As Interviewed By Maryam Z., April 28, 2019

Maisa: In Her Own Words

Maisa Teezeen talks about her experiences being a Muslim women during 9/11.

It was very hard time. Its my first time to notice that ok someone doesnít like you, you arenít welcome in this country. So it take me a while until I stand up for myself. Like ok, this country here is built on different, and all the laws on different religion and different root and different color, so it start to confuse me. Itís supposed to be freedom.

She later starts discussing some specific things that happened to her.

From young people going around our house and sticking their fingers out to us. And some of them teasing my mother-in-law. They start to go around her in the car when she was walking to the neighborhood. And we start to have message on our home phone that Lleave the country we donít want you hereĒ and all that. We called the police and the police put our phone under somebody to follow our call to know who is calling because back then it wasnít like caller Iíd or any of this stuff. And the police stayed in the neighborhood for a couple of days going back and forth and try to protect us

When you moved to Austin did you notice a difference in how people treated you compared to how people treated you in California?
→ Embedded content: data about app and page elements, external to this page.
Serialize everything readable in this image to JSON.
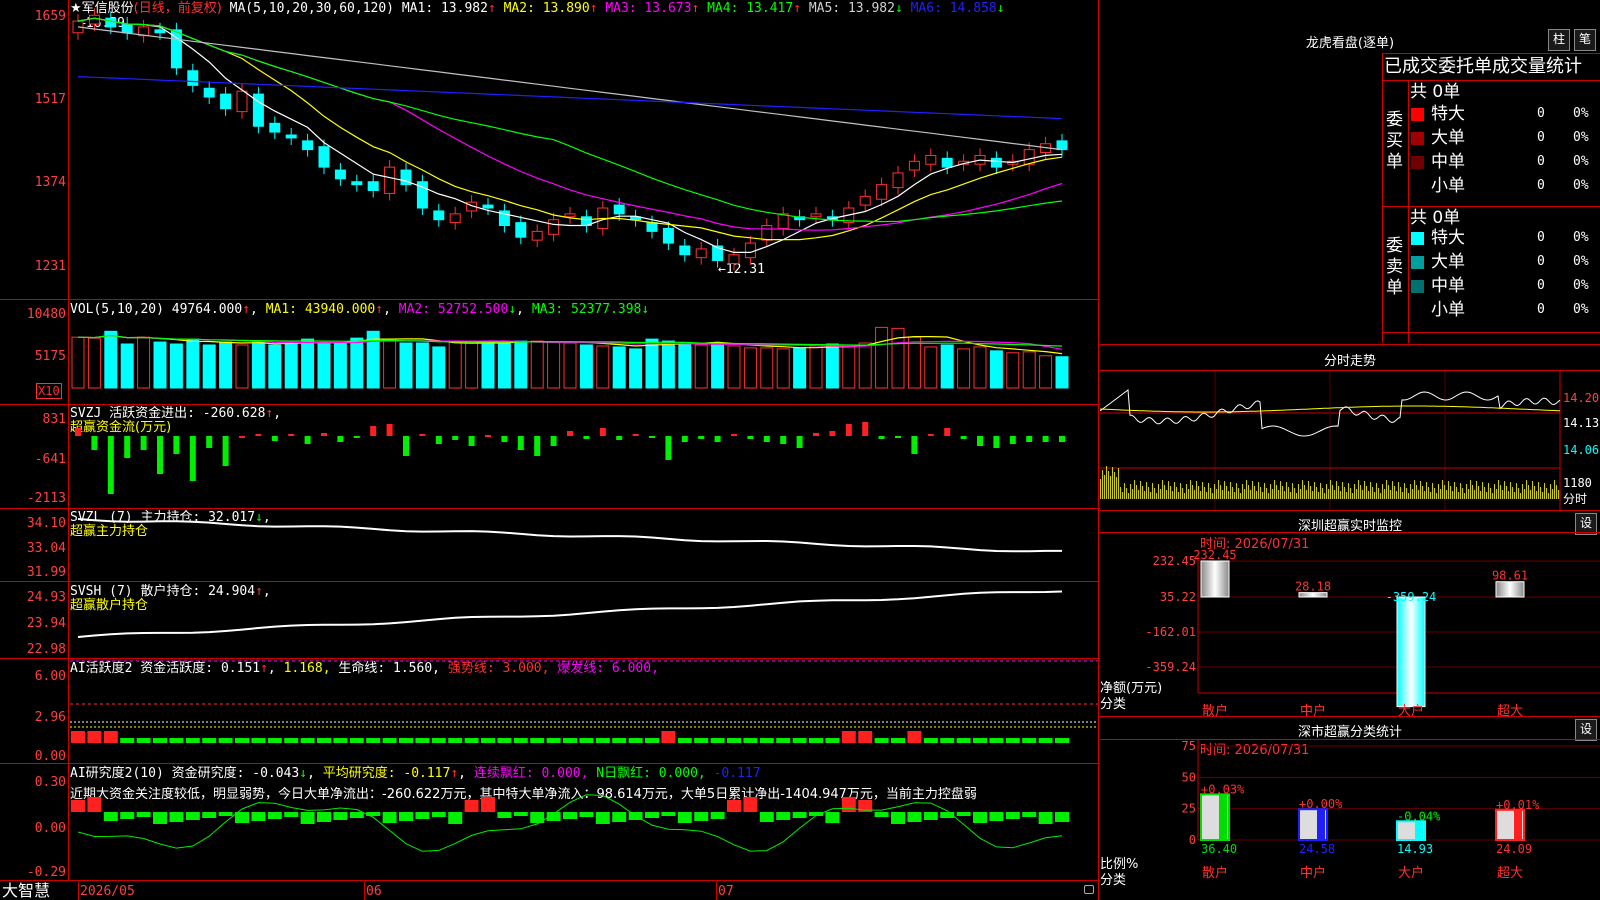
{
  "chart_header": {
    "stock_name": "★军信股份",
    "mode": "(日线，前复权)",
    "ma_text": "MA(5,10,20,30,60,120)",
    "ma": [
      {
        "label": "MA1:",
        "value": "13.982",
        "arrow": "↑",
        "color": "#ffffff"
      },
      {
        "label": "MA2:",
        "value": "13.890",
        "arrow": "↑",
        "color": "#ffff00"
      },
      {
        "label": "MA3:",
        "value": "13.673",
        "arrow": "↑",
        "color": "#ff00ff"
      },
      {
        "label": "MA4:",
        "value": "13.417",
        "arrow": "↑",
        "color": "#00ff00"
      },
      {
        "label": "MA5:",
        "value": "13.982",
        "arrow": "↓",
        "color": "#d0d0d0"
      },
      {
        "label": "MA6:",
        "value": "14.858",
        "arrow": "↓",
        "color": "#2020ff"
      }
    ],
    "high_marker": "←16.59",
    "low_marker": "←12.31"
  },
  "price_axis": [
    "1659",
    "1517",
    "1374",
    "1231"
  ],
  "vol": {
    "title": "VOL(5,10,20)",
    "value": "49764.000",
    "ma1": "MA1: 43940.000",
    "ma2": "MA2: 52752.500",
    "ma3": "MA3: 52377.398",
    "axis": [
      "10480",
      "5175"
    ],
    "unit": "X10"
  },
  "svzj": {
    "title": "SVZJ  活跃资金进出: -260.628",
    "subtitle": "超赢资金流(万元)",
    "axis": [
      "831",
      "-641",
      "-2113"
    ]
  },
  "svzl": {
    "title": "SVZL (7) 主力持仓: 32.017",
    "subtitle": "超赢主力持仓",
    "axis": [
      "34.10",
      "33.04",
      "31.99"
    ]
  },
  "svsh": {
    "title": "SVSH (7) 散户持仓: 24.904",
    "subtitle": "超赢散户持仓",
    "axis": [
      "24.93",
      "23.94",
      "22.98"
    ]
  },
  "ai_active": {
    "title": "AI活跃度2 资金活跃度: 0.151",
    "v2": "1.168,",
    "life": "生命线: 1.560,",
    "strong": "强势线: 3.000,",
    "burst": "爆发线: 6.000,",
    "axis": [
      "6.00",
      "2.96",
      "0.00"
    ]
  },
  "ai_research": {
    "title": "AI研究度2(10) 资金研究度: -0.043",
    "avg": "平均研究度: -0.117",
    "cont": "连续飘红: 0.000,",
    "nday": "N日飘红: 0.000,",
    "last": "-0.117",
    "note": "近期大资金关注度较低，明显弱势，今日大单净流出：-260.622万元，其中特大单净流入：98.614万元，大单5日累计净出-1404.947万元，当前主力控盘弱",
    "axis": [
      "0.30",
      "0.00",
      "-0.29"
    ]
  },
  "xaxis": {
    "brand": "大智慧",
    "labels": [
      "2026/05",
      "06",
      "07"
    ]
  },
  "dragon": {
    "title": "龙虎看盘(逐单)",
    "btn1": "柱",
    "btn2": "笔",
    "header": "已成交委托单成交量统计",
    "buy_label": "委买单",
    "sell_label": "委卖单",
    "buy_total": "共 0单",
    "sell_total": "共 0单",
    "buy": [
      {
        "name": "特大",
        "count": "0",
        "pct": "0%",
        "color": "#ff0000"
      },
      {
        "name": "大单",
        "count": "0",
        "pct": "0%",
        "color": "#a00000"
      },
      {
        "name": "中单",
        "count": "0",
        "pct": "0%",
        "color": "#700000"
      },
      {
        "name": "小单",
        "count": "0",
        "pct": "0%",
        "color": "#000000"
      }
    ],
    "sell": [
      {
        "name": "特大",
        "count": "0",
        "pct": "0%",
        "color": "#00ffff"
      },
      {
        "name": "大单",
        "count": "0",
        "pct": "0%",
        "color": "#00a0a0"
      },
      {
        "name": "中单",
        "count": "0",
        "pct": "0%",
        "color": "#007070"
      },
      {
        "name": "小单",
        "count": "0",
        "pct": "0%",
        "color": "#000000"
      }
    ]
  },
  "intraday": {
    "title": "分时走势",
    "axis": [
      "14.20",
      "14.13",
      "14.06"
    ],
    "vol_axis": "1180",
    "vol_label": "分时"
  },
  "monitor": {
    "title": "深圳超赢实时监控",
    "set": "设",
    "time": "时间: 2026/07/31",
    "axis": [
      "232.45",
      "35.22",
      "-162.01",
      "-359.24"
    ],
    "ylabel": "净额(万元)",
    "xlabel": "分类",
    "bars": [
      {
        "name": "散户",
        "value": "232.45"
      },
      {
        "name": "中户",
        "value": "28.18"
      },
      {
        "name": "大户",
        "value": "-359.24"
      },
      {
        "name": "超大",
        "value": "98.61"
      }
    ]
  },
  "classify": {
    "title": "深市超赢分类统计",
    "set": "设",
    "time": "时间: 2026/07/31",
    "axis": [
      "75",
      "50",
      "25",
      "0"
    ],
    "ylabel": "比例%",
    "xlabel": "分类",
    "bars": [
      {
        "name": "散户",
        "pct": "36.40",
        "change": "+0.03%",
        "color": "#00dd00"
      },
      {
        "name": "中户",
        "pct": "24.58",
        "change": "+0.00%",
        "color": "#2020ff"
      },
      {
        "name": "大户",
        "pct": "14.93",
        "change": "-0.04%",
        "color": "#00ffff"
      },
      {
        "name": "超大",
        "pct": "24.09",
        "change": "+0.01%",
        "color": "#ff2020"
      }
    ]
  }
}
When we moved here I was older and yes people here where more nicer to me. Some of them, you know you always find somebody in the extreme or somebody act like they are ok. Here at least I put my scarf back on. I feel I change more than the people change around me because until now I have been in Austin for more than 15 years -- I can feel different. Like when I go with my friends that are not wearing the headscarf they treat them differently than me.